%%

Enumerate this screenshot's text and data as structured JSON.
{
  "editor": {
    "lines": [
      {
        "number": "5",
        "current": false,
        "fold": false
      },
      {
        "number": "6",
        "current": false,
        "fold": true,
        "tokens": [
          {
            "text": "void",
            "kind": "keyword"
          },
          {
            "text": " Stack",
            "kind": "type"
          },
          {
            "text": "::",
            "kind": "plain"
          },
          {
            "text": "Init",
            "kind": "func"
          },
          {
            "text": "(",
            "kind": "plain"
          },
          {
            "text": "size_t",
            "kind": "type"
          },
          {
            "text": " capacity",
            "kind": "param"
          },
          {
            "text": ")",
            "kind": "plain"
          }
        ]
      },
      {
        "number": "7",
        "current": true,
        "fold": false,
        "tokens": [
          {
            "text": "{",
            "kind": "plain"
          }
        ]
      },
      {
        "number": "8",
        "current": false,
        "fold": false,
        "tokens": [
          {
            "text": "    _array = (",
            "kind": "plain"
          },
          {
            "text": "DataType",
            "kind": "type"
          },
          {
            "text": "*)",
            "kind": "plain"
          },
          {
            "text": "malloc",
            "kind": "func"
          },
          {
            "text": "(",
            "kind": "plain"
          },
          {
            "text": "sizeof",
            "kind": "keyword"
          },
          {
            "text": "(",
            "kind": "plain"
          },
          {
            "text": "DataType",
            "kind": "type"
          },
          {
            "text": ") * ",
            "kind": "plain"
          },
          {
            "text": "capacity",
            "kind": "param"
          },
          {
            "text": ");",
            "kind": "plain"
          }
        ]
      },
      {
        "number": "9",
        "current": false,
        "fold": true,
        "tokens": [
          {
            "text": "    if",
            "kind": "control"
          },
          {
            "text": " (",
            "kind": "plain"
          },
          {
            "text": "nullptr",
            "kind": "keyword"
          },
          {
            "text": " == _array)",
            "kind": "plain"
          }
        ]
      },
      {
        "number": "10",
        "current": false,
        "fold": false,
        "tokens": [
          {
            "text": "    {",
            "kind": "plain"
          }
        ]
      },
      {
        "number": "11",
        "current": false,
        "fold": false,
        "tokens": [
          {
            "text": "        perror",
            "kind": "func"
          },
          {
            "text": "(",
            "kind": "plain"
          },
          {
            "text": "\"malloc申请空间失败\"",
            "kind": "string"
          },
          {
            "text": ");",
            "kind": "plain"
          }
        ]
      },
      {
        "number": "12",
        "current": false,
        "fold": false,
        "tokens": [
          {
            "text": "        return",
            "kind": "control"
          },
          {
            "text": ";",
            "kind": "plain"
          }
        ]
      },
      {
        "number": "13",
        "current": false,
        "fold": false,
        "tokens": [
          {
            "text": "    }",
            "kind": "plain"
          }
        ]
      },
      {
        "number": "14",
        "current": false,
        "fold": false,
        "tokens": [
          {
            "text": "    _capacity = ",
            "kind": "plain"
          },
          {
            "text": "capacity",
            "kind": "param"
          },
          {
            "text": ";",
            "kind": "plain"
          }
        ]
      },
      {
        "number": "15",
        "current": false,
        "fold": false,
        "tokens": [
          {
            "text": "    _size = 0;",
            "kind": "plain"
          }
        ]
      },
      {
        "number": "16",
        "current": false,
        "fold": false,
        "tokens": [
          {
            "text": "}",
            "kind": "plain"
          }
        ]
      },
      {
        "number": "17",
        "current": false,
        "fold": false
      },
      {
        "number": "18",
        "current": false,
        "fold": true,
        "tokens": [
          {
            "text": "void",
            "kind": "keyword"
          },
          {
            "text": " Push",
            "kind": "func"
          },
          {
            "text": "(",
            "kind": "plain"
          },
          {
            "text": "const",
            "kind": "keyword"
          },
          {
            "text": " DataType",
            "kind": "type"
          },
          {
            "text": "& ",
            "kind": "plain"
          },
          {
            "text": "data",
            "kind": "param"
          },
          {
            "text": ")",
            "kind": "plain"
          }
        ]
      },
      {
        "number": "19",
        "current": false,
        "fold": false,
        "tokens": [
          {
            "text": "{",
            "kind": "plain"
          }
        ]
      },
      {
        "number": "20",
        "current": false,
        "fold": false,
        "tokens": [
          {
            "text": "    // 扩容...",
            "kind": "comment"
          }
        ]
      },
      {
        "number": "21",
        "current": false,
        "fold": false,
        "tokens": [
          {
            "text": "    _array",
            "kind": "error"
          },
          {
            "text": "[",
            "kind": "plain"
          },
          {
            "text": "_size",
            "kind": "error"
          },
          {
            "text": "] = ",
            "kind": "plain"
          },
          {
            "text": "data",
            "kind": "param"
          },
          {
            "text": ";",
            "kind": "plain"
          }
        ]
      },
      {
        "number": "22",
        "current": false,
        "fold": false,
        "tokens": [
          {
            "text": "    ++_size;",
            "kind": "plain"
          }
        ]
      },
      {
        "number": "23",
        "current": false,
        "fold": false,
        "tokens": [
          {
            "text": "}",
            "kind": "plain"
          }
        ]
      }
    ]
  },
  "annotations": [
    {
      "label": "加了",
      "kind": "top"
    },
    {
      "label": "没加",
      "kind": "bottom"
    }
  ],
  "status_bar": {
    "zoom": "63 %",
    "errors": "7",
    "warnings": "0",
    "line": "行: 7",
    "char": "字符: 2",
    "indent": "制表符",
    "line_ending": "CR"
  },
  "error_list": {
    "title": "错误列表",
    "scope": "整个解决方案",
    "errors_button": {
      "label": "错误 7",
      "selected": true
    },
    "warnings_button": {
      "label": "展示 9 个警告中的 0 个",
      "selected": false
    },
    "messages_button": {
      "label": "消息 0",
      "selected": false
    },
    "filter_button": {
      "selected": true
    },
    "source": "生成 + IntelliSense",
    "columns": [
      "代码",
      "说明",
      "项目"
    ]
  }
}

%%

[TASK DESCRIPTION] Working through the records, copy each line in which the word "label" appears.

[SOLVED EXERCISE]
      "label": "加了",
      "label": "没加",
      "label": "错误 7",
      "label": "展示 9 个警告中的 0 个",
      "label": "消息 0",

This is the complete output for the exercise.